Your rights and obligations can change based on your share-housing arrangement.
If you are on the lease with other tenants, you are a co-tenant or joint tenant. This means if one co-tenant “breaches” the agreement, you are also liable to the landlord and can be held accountable for the conduct of your housemates.
Alternatively, you may be a sub-tenant if you are renting a room from one of the tenants on the lease. As a sub-tenant you have no legal relationship with the landlord, which means you are not responsible for your housemates’ conduct. You should make sure the landlord has consented in writing to you as a sub-tenant, otherwise they can kick you out if you don’t have their permission to be in the premises.
How can I leave a co-tenancy?
You must get consent to leave your lease in writing from your landlord and all other co-tenants at least 21 days before you want to move out. If they don’t reply within 21 days, they are taken to have consented to you leaving. If you follow this procedure and gain consent, you can leave your lease agreement and the co-tenancy will continue for the remaining tenants.
During a fixed term agreement, the co-tenants or the landlord can refuse your request for any reason. If they refuse, you can apply to the ACT Civil and Administrative Tribunal (ACAT) for an order allowing you to leave the agreement.
You can also move out anyway but you will still be required to pay rent and will still be bound by the agreement.
In periodic tenancies, co-tenants and landlords can refuse consent only if it is reasonable and they get an order from ACAT. They have to apply to ACAT within 21 days of you notifying them you want to leave.
If ACAT grants the order or the other parties challenge you leaving the co-tenancy, you can still move out by providing a “notice of intention to vacate” with 21 days’ notice. This would bring the entire tenancy agreement to an end (i.e. end it for all the parties).
How should I join a co-tenancy?

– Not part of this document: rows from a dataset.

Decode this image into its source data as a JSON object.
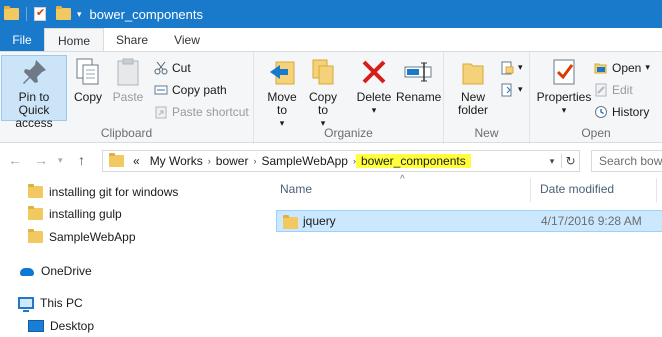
{
  "window": {
    "title": "bower_components"
  },
  "tabs": [
    {
      "label": "File"
    },
    {
      "label": "Home"
    },
    {
      "label": "Share"
    },
    {
      "label": "View"
    }
  ],
  "ribbon": {
    "clipboard": {
      "label": "Clipboard",
      "pin": "Pin to Quick access",
      "copy": "Copy",
      "paste": "Paste",
      "cut": "Cut",
      "copy_path": "Copy path",
      "paste_shortcut": "Paste shortcut"
    },
    "organize": {
      "label": "Organize",
      "move_to": "Move to",
      "copy_to": "Copy to",
      "delete": "Delete",
      "rename": "Rename"
    },
    "new": {
      "label": "New",
      "new_folder": "New folder"
    },
    "open": {
      "label": "Open",
      "properties": "Properties",
      "open": "Open",
      "edit": "Edit",
      "history": "History"
    }
  },
  "address": {
    "prefix": "«",
    "segments": [
      "My Works",
      "bower",
      "SampleWebApp",
      "bower_components"
    ],
    "search_placeholder": "Search bower_components"
  },
  "nav_pane": {
    "items": [
      {
        "label": "installing git for windows"
      },
      {
        "label": "installing gulp"
      },
      {
        "label": "SampleWebApp"
      },
      {
        "label": "OneDrive"
      },
      {
        "label": "This PC"
      },
      {
        "label": "Desktop"
      }
    ]
  },
  "file_list": {
    "columns": {
      "name": "Name",
      "date": "Date modified"
    },
    "rows": [
      {
        "name": "jquery",
        "date": "4/17/2016 9:28 AM"
      }
    ]
  },
  "colors": {
    "accent": "#1979ca",
    "selection": "#cce8ff",
    "highlight": "#ffff3e"
  }
}
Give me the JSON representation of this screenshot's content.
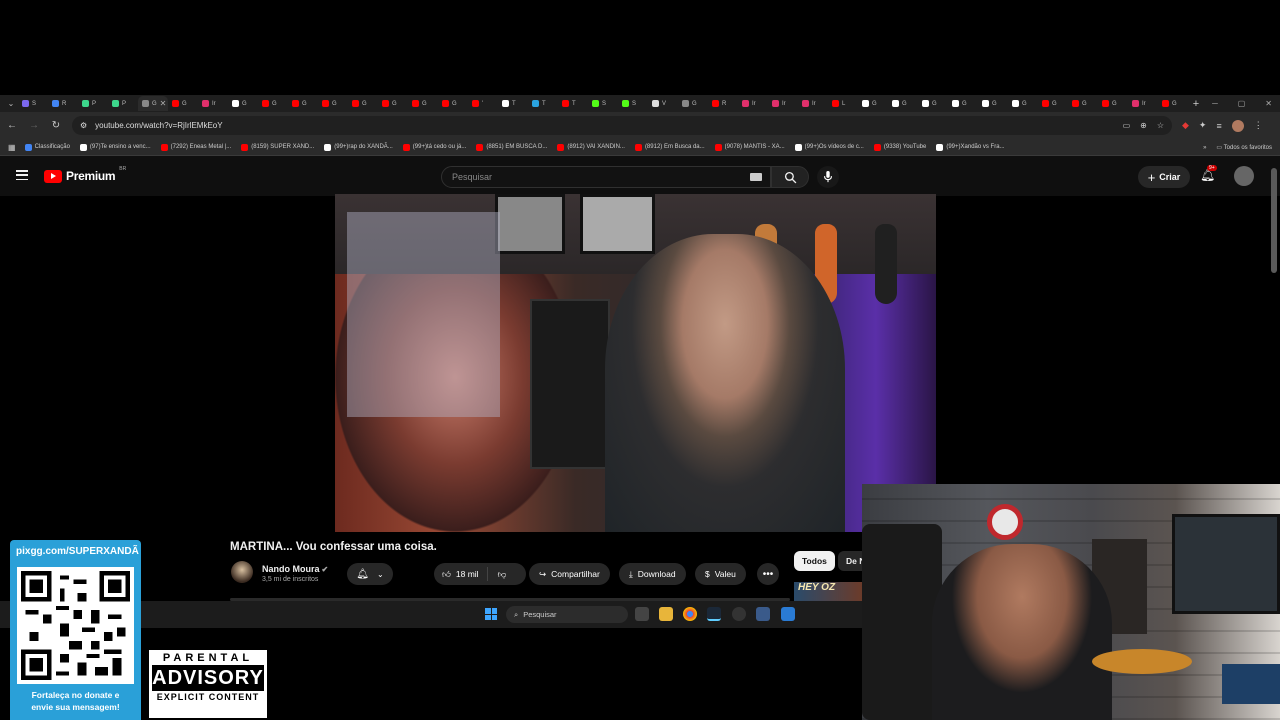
{
  "browser": {
    "tabs": [
      {
        "label": "S",
        "color": "#7b68ee"
      },
      {
        "label": "R",
        "color": "#4285f4"
      },
      {
        "label": "P",
        "color": "#3dd68c"
      },
      {
        "label": "P",
        "color": "#3dd68c"
      },
      {
        "label": "G",
        "color": "#888888",
        "active": true
      },
      {
        "label": "G",
        "color": "#ff0000"
      },
      {
        "label": "Ir",
        "color": "#e1306c"
      },
      {
        "label": "G",
        "color": "#ffffff"
      },
      {
        "label": "G",
        "color": "#ff0000"
      },
      {
        "label": "G",
        "color": "#ff0000"
      },
      {
        "label": "G",
        "color": "#ff0000"
      },
      {
        "label": "G",
        "color": "#ff0000"
      },
      {
        "label": "G",
        "color": "#ff0000"
      },
      {
        "label": "G",
        "color": "#ff0000"
      },
      {
        "label": "G",
        "color": "#ff0000"
      },
      {
        "label": "'",
        "color": "#ff0000"
      },
      {
        "label": "T",
        "color": "#ffffff"
      },
      {
        "label": "T",
        "color": "#2aa3e0"
      },
      {
        "label": "T",
        "color": "#ff0000"
      },
      {
        "label": "S",
        "color": "#53fc18"
      },
      {
        "label": "S",
        "color": "#53fc18"
      },
      {
        "label": "V",
        "color": "#dddddd"
      },
      {
        "label": "G",
        "color": "#888888"
      },
      {
        "label": "R",
        "color": "#ff0000"
      },
      {
        "label": "Ir",
        "color": "#e1306c"
      },
      {
        "label": "Ir",
        "color": "#e1306c"
      },
      {
        "label": "Ir",
        "color": "#e1306c"
      },
      {
        "label": "L",
        "color": "#ff0000"
      },
      {
        "label": "G",
        "color": "#ffffff"
      },
      {
        "label": "G",
        "color": "#ffffff"
      },
      {
        "label": "G",
        "color": "#ffffff"
      },
      {
        "label": "G",
        "color": "#ffffff"
      },
      {
        "label": "G",
        "color": "#ffffff"
      },
      {
        "label": "G",
        "color": "#ffffff"
      },
      {
        "label": "G",
        "color": "#ff0000"
      },
      {
        "label": "G",
        "color": "#ff0000"
      },
      {
        "label": "G",
        "color": "#ff0000"
      },
      {
        "label": "Ir",
        "color": "#e1306c"
      },
      {
        "label": "G",
        "color": "#ff0000"
      }
    ],
    "new_tab": "+",
    "url": "youtube.com/watch?v=RjIrlEMkEoY",
    "bookmarks": [
      {
        "label": "Classificação",
        "color": "#4285f4"
      },
      {
        "label": "(97)Te ensino a venc...",
        "color": "#ffffff"
      },
      {
        "label": "(7292) Eneas Metal |...",
        "color": "#ff0000"
      },
      {
        "label": "(8159) SUPER XAND...",
        "color": "#ff0000"
      },
      {
        "label": "(99+)rap do XANDÃ...",
        "color": "#ffffff"
      },
      {
        "label": "(99+)tá cedo ou já...",
        "color": "#ff0000"
      },
      {
        "label": "(8851) EM BUSCA D...",
        "color": "#ff0000"
      },
      {
        "label": "(8912) VAI XANDIN...",
        "color": "#ff0000"
      },
      {
        "label": "(8912) Em Busca da...",
        "color": "#ff0000"
      },
      {
        "label": "(9078) MANTIS - XA...",
        "color": "#ff0000"
      },
      {
        "label": "(99+)Os vídeos de c...",
        "color": "#ffffff"
      },
      {
        "label": "(9338) YouTube",
        "color": "#ff0000"
      },
      {
        "label": "(99+)Xandão vs Fra...",
        "color": "#ffffff"
      }
    ],
    "bookmarks_more": "»",
    "all_bookmarks": "Todos os favoritos"
  },
  "youtube": {
    "logo_text": "Premium",
    "logo_region": "BR",
    "search_placeholder": "Pesquisar",
    "create_label": "Criar",
    "notif_badge": "9+",
    "video": {
      "title": "MARTINA... Vou confessar uma coisa.",
      "channel": "Nando Moura",
      "subscribers": "3,5 mi de inscritos",
      "likes": "18 mil",
      "share": "Compartilhar",
      "download": "Download",
      "thanks": "Valeu"
    },
    "chips": [
      "Todos",
      "De N"
    ],
    "thumb_text": "HEY OZ"
  },
  "taskbar": {
    "search_placeholder": "Pesquisar"
  },
  "overlay": {
    "qr_url": "pixgg.com/SUPERXANDÃ",
    "qr_caption_line1": "Fortaleça no donate e",
    "qr_caption_line2": "envie sua mensagem!",
    "advisory_top": "PARENTAL",
    "advisory_mid": "ADVISORY",
    "advisory_bot": "EXPLICIT CONTENT"
  }
}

To join a co-tenancy, an existing tenant must seek consent in writing from the other tenants and the landlord at least 14 days before you want to move in. If they don’t respond within 14 days, they are taken to have consented to you moving in. The existing tenancy agreement continues, with you joining on to the agreement.
Co-tenants can refuse consent for any reason. The landlord can only refuse if it is objectively reasonable. If the other co-tenants have consented, but the landlord has not, the existing co-tenant seeking consent can apply to ACAT for an order. You become a co-tenant and can move in from the day they make the application to ACAT. If ACAT decides against you, you will have to move out within 21 days.
If you don’t follow this process and move in, you will have no legal rights as a tenant and the landlord and other tenants can kick you out.
How does a bond work in a co-tenancy?
When you leave or join as a co-tenant, the bond remains with the ACT Revenue Office as the original tenancy agreement continues. The incoming, and existing co-tenants need to arrange the bond between themselves.
When you join a co-tenancy, you need to pay your share of the bond within 14 days of moving in.
When you leave a co-tenancy, the remaining tenants must pay you your share of the bond within 14 days. They could arrange for the incoming co-tenant to pay you directly. However, they can deduct any money that you would be liable for (like damage or unpaid rent).
The incoming and remaining tenants are responsible for notifying the ACT Revenue Office of the changes by completing a ‘co-tenant change form’ which can be accessed here
Responsibility for damage before you enter a co-tenancy
As a tenant joining a co-tenancy, it is important you ask for a copy of the last inspection report and check the current condition of the premises. This is because you are assuming liability for any damage to the property or unpaid rent during the entire co-tenancy, even if it has predated when you moved in. If there is any damage from when the tenancy began it would be an issue in terms of adjusting the bond and also reaching agreement with the continuing co-tenants.
From 3 March 2021 onwards, you can apply to ACAT to resolve issues between co-tenants, as long as it is related to your tenancy agreement (eg. bond arrangements).
For more information about your rights and obligations as a tenant, please read the ACT Renting Book. You can also access share-housing information sheets here.
NOTICE: This is legal information and is for general informational purposes only. It does not constitute legal advice and should not be relied upon as such. These materials have been prepared for ANU Students by the ANUSA Legal Service. If you would like legal advice please book in for an appointment with the ANUSA Legal Service.
[The legal information on this page was last reviewed on: 6 January 2022]